• _EXERCISE PROMPT_: Output exactly, please, the lines of the records below from the one containing "What's the underlying" through the final line.

[Entries from a dataset of interfaces]
BEGIN
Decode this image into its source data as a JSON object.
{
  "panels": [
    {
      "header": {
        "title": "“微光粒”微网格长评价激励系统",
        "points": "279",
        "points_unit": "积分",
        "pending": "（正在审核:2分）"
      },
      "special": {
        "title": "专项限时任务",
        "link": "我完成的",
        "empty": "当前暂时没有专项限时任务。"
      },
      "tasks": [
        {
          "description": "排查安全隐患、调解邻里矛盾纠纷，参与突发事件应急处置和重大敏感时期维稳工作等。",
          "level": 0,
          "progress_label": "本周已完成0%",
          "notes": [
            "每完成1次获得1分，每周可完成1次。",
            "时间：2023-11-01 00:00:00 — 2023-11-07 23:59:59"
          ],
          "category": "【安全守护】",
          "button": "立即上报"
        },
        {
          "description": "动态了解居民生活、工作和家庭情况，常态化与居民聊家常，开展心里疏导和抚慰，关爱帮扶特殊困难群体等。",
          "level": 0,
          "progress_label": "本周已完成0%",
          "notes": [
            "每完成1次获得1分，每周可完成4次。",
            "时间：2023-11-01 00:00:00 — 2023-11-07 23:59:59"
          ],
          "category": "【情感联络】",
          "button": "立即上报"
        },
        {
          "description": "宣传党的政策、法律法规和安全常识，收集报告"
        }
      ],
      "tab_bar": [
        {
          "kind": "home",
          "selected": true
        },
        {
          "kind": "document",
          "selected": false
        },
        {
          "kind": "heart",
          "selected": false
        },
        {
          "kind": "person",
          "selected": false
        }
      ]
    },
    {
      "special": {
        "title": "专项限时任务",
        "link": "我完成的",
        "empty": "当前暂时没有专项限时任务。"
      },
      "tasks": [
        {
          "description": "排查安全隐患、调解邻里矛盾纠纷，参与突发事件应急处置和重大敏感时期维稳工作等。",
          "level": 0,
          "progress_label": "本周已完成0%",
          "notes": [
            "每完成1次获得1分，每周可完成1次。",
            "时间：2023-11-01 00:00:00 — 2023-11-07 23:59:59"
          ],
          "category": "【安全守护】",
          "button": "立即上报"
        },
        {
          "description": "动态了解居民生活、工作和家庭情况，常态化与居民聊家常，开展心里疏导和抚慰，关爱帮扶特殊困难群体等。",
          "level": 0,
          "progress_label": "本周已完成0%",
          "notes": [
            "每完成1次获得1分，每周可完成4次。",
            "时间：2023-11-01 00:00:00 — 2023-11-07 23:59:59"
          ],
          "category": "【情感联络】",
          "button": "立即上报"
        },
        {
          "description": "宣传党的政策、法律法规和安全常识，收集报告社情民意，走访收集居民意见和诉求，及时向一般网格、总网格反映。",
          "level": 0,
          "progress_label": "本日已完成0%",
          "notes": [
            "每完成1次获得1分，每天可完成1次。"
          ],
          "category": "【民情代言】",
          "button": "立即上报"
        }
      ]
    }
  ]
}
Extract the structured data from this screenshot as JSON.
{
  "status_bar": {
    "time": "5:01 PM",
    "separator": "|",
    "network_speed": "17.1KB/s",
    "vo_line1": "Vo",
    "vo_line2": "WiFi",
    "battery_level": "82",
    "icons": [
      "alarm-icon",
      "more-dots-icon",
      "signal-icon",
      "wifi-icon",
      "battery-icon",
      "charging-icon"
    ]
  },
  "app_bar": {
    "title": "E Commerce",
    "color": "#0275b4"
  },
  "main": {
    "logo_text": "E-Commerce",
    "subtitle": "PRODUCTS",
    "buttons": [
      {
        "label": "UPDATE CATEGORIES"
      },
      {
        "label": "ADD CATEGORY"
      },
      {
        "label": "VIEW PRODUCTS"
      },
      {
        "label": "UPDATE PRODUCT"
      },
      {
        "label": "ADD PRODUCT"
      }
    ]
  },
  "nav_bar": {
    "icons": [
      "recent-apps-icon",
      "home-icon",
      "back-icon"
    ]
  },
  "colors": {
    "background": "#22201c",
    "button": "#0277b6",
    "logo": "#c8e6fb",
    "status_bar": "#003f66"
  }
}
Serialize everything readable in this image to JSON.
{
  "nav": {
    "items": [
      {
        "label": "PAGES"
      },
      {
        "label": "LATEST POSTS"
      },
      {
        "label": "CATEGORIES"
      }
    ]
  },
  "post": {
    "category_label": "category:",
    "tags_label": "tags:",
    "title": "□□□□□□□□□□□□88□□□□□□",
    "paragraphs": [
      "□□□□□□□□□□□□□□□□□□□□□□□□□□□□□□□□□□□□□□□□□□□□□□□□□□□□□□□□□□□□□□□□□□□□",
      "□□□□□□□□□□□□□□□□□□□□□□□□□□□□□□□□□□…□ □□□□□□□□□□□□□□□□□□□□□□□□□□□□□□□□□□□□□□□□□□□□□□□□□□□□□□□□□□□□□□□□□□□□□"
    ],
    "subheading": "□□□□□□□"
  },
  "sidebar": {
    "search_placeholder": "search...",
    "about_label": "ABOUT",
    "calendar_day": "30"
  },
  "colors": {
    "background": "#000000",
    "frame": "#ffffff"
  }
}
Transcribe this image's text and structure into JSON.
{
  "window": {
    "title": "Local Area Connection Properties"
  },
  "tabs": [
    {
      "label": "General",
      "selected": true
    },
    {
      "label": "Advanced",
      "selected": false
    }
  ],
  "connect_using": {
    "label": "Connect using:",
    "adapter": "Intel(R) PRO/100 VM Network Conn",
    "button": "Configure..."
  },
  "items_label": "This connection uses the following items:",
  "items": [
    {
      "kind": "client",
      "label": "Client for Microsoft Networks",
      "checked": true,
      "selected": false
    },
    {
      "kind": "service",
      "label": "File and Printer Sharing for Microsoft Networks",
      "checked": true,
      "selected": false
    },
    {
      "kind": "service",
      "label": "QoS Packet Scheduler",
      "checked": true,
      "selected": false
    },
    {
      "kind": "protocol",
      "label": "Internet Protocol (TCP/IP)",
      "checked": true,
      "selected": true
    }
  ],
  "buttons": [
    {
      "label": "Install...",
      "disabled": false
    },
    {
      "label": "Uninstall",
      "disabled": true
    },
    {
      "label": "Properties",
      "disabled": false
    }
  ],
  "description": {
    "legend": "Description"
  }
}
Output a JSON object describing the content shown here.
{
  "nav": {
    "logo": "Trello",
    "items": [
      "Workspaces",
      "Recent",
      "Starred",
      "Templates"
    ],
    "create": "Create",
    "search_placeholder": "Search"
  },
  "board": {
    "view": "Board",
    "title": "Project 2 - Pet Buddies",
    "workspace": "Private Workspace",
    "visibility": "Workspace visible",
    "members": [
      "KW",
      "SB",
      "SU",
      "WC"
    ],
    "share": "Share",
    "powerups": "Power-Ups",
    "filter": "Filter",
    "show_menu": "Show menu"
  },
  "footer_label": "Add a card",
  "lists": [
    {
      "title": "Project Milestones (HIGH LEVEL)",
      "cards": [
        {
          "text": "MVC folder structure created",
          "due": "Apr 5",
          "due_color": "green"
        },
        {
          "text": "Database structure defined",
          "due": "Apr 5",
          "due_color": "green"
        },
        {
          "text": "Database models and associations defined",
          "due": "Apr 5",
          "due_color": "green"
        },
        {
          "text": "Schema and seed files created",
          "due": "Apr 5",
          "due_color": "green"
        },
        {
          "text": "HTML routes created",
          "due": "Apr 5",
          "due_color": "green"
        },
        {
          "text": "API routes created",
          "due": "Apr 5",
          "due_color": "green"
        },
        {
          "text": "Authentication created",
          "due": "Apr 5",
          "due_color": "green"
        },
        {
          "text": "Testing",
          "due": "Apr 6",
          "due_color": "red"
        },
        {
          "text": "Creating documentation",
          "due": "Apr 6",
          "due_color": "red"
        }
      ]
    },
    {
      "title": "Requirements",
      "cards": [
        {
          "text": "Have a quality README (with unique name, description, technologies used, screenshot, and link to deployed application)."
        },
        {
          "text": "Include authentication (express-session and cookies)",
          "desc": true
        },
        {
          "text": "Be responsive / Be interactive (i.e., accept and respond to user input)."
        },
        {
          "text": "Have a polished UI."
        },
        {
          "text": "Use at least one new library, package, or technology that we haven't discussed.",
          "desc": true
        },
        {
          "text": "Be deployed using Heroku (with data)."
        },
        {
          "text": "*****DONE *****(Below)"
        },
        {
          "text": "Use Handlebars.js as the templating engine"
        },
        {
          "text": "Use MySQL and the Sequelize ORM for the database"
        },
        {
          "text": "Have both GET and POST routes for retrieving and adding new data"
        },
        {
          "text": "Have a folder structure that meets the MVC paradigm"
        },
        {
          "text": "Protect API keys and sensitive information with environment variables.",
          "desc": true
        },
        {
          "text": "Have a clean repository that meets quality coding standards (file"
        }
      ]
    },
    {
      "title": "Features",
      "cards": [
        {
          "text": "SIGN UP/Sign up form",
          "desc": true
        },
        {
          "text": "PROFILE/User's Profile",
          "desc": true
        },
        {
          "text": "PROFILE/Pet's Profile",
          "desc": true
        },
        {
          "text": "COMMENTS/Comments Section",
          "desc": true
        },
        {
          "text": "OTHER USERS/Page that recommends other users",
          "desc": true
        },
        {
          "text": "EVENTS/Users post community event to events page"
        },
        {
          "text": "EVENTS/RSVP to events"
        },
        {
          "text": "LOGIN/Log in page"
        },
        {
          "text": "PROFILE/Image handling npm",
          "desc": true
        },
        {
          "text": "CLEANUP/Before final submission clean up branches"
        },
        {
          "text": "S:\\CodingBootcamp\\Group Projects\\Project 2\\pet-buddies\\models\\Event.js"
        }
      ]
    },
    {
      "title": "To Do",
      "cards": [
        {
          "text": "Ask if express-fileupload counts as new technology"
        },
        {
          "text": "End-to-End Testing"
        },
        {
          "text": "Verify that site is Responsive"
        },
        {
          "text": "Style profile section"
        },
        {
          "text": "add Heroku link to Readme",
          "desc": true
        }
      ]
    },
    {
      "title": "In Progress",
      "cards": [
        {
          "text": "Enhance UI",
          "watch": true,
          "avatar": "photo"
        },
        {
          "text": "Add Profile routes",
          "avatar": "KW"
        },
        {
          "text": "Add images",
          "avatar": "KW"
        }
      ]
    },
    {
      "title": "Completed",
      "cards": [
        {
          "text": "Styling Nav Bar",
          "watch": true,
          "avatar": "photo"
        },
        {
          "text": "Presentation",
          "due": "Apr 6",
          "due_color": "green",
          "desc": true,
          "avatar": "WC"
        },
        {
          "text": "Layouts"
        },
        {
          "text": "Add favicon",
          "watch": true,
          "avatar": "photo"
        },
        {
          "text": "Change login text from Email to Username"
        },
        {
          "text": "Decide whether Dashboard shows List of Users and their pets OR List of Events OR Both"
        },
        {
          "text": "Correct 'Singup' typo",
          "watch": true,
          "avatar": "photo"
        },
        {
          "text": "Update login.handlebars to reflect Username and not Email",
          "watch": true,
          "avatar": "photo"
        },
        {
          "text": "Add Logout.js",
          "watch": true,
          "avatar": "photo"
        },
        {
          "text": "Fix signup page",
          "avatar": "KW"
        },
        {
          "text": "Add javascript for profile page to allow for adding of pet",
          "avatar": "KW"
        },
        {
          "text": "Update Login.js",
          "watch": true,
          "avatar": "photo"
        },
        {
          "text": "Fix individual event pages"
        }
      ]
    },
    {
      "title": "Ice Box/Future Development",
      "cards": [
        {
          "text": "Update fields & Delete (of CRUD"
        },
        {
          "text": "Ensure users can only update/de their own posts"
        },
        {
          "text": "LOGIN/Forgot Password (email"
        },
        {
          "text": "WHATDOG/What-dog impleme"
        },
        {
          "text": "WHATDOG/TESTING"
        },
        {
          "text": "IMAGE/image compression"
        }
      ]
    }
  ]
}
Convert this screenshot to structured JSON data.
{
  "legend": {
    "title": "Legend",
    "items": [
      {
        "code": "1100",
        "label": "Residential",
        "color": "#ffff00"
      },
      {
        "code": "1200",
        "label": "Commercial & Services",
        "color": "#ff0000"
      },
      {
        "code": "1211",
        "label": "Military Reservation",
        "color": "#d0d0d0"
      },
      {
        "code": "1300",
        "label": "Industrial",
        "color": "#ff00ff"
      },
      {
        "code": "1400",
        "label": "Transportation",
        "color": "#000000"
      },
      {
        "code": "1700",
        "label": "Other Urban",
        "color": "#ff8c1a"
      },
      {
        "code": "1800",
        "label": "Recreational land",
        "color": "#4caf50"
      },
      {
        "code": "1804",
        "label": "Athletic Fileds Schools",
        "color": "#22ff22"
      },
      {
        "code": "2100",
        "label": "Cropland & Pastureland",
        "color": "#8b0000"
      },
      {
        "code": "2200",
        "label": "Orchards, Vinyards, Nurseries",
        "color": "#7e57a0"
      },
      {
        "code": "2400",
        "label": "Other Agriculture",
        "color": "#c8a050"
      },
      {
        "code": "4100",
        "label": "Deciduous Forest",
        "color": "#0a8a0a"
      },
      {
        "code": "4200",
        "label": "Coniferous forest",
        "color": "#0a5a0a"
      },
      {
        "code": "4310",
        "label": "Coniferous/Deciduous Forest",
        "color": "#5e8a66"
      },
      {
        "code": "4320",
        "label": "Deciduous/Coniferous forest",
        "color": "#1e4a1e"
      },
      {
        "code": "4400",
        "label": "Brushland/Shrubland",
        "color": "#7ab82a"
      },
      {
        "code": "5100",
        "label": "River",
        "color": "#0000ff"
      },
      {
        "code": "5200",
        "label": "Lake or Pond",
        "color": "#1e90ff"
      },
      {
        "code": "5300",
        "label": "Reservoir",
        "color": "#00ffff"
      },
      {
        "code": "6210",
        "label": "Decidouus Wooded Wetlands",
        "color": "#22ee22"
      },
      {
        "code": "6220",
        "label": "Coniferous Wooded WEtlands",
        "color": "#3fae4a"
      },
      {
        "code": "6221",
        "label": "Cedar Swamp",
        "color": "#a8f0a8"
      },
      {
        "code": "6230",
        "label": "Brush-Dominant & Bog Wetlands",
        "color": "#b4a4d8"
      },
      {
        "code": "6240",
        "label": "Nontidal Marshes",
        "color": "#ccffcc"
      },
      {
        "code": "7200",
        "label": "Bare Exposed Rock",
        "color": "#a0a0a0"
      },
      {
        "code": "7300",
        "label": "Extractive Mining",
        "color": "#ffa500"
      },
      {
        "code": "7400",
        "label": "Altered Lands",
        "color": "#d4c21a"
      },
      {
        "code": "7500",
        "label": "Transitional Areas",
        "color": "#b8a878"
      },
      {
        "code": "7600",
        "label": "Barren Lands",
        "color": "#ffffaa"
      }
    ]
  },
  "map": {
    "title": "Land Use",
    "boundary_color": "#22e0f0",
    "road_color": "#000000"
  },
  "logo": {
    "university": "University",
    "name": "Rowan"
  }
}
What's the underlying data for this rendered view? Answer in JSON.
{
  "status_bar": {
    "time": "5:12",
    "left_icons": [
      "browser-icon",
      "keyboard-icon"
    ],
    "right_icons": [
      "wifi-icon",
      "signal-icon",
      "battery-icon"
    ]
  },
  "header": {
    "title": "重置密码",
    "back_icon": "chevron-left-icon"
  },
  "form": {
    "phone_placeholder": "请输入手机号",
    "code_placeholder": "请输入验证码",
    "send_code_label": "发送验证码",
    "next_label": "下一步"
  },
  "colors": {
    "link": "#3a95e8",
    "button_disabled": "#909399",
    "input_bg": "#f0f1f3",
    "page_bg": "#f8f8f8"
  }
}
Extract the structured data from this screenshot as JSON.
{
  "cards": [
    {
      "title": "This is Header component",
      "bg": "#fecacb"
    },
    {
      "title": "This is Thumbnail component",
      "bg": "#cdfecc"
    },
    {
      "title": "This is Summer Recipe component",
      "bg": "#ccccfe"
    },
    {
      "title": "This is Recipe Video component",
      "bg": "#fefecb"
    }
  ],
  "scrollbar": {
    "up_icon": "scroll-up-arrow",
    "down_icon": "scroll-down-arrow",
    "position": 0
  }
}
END
• _EXERCISE SOLUTION_:
What's the underlying data for this rendered view? Answer in JSON.
{
  "status_bar": {
    "time": "5:12",
    "left_icons": [
      "browser-icon",
      "keyboard-icon"
    ],
    "right_icons": [
      "wifi-icon",
      "signal-icon",
      "battery-icon"
    ]
  },
  "header": {
    "title": "重置密码",
    "back_icon": "chevron-left-icon"
  },
  "form": {
    "phone_placeholder": "请输入手机号",
    "code_placeholder": "请输入验证码",
    "send_code_label": "发送验证码",
    "next_label": "下一步"
  },
  "colors": {
    "link": "#3a95e8",
    "button_disabled": "#909399",
    "input_bg": "#f0f1f3",
    "page_bg": "#f8f8f8"
  }
}
Extract the structured data from this screenshot as JSON.
{
  "cards": [
    {
      "title": "This is Header component",
      "bg": "#fecacb"
    },
    {
      "title": "This is Thumbnail component",
      "bg": "#cdfecc"
    },
    {
      "title": "This is Summer Recipe component",
      "bg": "#ccccfe"
    },
    {
      "title": "This is Recipe Video component",
      "bg": "#fefecb"
    }
  ],
  "scrollbar": {
    "up_icon": "scroll-up-arrow",
    "down_icon": "scroll-down-arrow",
    "position": 0
  }
}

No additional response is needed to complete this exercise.